NASA SBIR 2010 Solicitation

FORM B - PROPOSAL SUMMARY


PROPOSAL NUMBER: 10-1 S3.04-8303
SUBTOPIC TITLE: Propulsion Systems
PROPOSAL TITLE: Self-healing field-emission neutralizers for electric propulsion

SMALL BUSINESS CONCERN (Firm Name, Mail Address, City/State/Zip, Phone)
AEROPHYSICS, INC.
2521 7 Mile Point Rd
Allouez, MI 49805 - 6969
(906) 370-2376

PRINCIPAL INVESTIGATOR/PROJECT MANAGER (Name, E-mail, Mail Address, City/State/Zip, Phone)
Jason Makela
jmakela@aerophysicsinc.com
2521 7 Mile Point Rd
Allouez, MI 49805 - 6969
(906) 487-1854

Estimated Technology Readiness Level (TRL) at beginning and end of contract:
Begin: 4
End: 5

TECHNICAL ABSTRACT (Limit 2000 characters, approximately 200 words)
Electric propulsion (EP) thrusters have the potential to enhance or enable Discovery-class missions. However, a significant challenge in scaling micro (< 100 W) EP devices up as well as scaling macro (> 1 kW) EP devices down is the lack of a compatible neutralizer technology in the meso scale ( < 1 kW). Traditionally, the technology used for spacecraft neutralization has been the hollow cathode, though hollow cathodes require an unsatisfactory fraction of a propulsion system's propellant and power in the meso-scale regime. In fact, they require such a large amount of propellant and power that system efficiency is reduced by 50-100%. In addition, using a hollow cathode causes undesirable specific impulse reduction.

The most promising technology for meso-scale neutralizers is field emission (FE), which requires the use of nano-scale sharp emitters and high electric fields to establish a beam of electrons. The drawback of FE devices is that the nano-scale emitters become damaged when operated in elevated pressure environments (10-5 Torr), causing catastrophic failure. The research proposed here is to develop field-emission cathodes for use in meso-scale EP that eliminate tip degradation not through attempts to minimize tip wear, but instead by incorporating self-assembling nanostructures that can repeatedly re-generate damaged emitter tips in space and fully restore the functionality of a damaged or degraded cathode. The procedure is the equivalent of having a MEMS fabrication and repair lab on-board the spacecraft.

The re-generable emitters proposed here have been successfully demonstrated in the laboratory in work by Makela, et. al. dating back to 2007. The re-generable neutralizers could enable highly efficient, high-Isp, low-mass propulsion systems operating between a few Watts and 1 kW by either scaling existing micro technologies up or scaling existing macro technologies down.

POTENTIAL NASA COMMERCIAL APPLICATIONS (Limit 1500 characters, approximately 150 words)
The proposed neutralization technique would be especially well suited (but not limited) to use in FEEP systems, where the FEEP ion emitters can be re-purposed as electron emitters for spacecraft neutralization.

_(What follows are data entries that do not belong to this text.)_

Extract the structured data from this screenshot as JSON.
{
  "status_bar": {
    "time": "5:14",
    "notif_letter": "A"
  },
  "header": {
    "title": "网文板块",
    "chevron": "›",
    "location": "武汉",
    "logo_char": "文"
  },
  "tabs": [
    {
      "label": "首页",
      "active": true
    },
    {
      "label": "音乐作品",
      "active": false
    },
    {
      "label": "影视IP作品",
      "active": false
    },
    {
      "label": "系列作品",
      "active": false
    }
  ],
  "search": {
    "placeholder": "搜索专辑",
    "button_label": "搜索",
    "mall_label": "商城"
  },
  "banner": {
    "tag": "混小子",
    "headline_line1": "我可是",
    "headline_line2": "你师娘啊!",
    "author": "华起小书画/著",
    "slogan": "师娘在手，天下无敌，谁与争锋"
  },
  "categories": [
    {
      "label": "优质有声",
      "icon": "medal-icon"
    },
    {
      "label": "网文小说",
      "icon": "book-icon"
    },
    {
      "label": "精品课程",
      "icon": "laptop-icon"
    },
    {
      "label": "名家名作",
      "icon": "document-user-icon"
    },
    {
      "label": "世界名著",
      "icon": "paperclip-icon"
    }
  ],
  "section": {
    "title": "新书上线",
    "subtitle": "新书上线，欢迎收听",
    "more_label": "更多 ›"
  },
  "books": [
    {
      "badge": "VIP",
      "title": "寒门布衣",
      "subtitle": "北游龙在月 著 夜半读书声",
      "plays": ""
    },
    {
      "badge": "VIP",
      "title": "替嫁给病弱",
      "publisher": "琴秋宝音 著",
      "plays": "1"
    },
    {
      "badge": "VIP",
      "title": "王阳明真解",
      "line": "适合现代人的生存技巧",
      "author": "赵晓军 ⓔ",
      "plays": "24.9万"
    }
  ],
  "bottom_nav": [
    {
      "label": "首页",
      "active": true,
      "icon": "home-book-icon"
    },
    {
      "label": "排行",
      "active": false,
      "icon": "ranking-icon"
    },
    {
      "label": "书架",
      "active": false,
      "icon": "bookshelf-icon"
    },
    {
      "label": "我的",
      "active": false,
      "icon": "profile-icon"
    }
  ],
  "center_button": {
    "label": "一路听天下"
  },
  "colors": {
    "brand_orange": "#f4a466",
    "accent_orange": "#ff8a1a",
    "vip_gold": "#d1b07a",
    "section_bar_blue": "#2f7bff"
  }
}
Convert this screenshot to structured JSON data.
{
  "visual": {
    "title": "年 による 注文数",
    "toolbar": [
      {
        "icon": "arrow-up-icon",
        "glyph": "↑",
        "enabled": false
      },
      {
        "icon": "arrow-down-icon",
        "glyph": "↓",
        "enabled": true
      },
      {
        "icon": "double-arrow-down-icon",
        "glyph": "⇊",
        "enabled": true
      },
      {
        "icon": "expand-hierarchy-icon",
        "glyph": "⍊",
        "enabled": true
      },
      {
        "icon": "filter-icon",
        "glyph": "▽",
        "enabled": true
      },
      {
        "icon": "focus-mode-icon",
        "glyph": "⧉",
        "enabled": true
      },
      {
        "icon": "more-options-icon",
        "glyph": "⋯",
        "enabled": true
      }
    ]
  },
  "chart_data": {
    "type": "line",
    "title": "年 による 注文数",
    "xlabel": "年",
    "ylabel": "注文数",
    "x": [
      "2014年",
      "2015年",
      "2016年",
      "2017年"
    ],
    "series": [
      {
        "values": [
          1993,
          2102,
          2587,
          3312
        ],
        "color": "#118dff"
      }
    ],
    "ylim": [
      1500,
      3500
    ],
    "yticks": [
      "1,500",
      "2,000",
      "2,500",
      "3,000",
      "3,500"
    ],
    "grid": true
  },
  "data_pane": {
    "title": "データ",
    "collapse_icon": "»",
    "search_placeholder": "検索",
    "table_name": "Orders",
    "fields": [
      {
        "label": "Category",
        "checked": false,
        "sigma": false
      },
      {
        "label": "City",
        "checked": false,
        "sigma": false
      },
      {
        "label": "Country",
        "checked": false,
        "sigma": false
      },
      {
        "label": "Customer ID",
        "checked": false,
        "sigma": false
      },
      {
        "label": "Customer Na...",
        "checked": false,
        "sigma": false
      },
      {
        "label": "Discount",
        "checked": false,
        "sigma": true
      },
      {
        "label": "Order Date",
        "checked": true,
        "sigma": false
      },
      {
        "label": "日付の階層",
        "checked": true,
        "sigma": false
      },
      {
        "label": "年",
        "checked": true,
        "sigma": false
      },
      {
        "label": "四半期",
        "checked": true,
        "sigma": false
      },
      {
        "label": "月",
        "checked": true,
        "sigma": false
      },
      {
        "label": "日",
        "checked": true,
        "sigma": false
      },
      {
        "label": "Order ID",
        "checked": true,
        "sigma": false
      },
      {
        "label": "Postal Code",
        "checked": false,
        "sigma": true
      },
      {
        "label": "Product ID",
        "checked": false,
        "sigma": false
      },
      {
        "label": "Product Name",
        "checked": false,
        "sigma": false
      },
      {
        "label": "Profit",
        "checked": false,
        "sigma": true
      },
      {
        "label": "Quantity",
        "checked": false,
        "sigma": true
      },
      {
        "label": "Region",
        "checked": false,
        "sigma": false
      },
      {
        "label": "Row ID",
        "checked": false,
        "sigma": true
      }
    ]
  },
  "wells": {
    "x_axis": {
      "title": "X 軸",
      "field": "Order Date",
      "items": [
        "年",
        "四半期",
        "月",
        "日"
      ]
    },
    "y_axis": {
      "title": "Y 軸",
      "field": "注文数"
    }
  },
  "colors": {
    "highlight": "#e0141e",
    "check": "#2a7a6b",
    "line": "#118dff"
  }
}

In this arrangement two identical FEEP thrusters could share duties, with one performing neutralization and the other ion emission swapping roles when the electron field-emitters need to be re-generated, and greatly reducing system complexity. Furthermore, the architectural similarity between FEEP thrusters and the proposed neutralizer technique could enable a unique hybrid system: an array of emitters could be operated in electron-emission mode as the neutralizer for a meso-scale Hall or ion thruster during portions of a mission requiring high thrust-to-power, then switched over to ion-emission mode to function independently as a FEEP thruster when high Isp is desired.

POTENTIAL NON-NASA COMMERCIAL APPLICATIONS (Limit 1500 characters, approximately 150 words)
The devices may find use in other space- and earth-borne applications requiring low-power, cold electron emission in environments that would be hostile to traditional Spindt-type emission cathode. Re-generable field emitters could be used in electron microscopy, electron beam lithography, flat-panel video displays, etc.

TECHNOLOGY TAXONOMY MAPPING (NASA's technology taxonomy has been developed by the SBIR-STTR program to disseminate awareness of proposed and awarded R/R&D in the agency. It is a listing of over 100 technologies, sorted into broad categories, of interest to NASA.)
Maneuvering/Stationkeeping/Attitude Control Devices
Microfabrication (and smaller; see also Electronics; Mechanical Systems; Photonics)
Nanomaterials
Spacecraft Main Engine


Form Generated on 09-03-10 12:12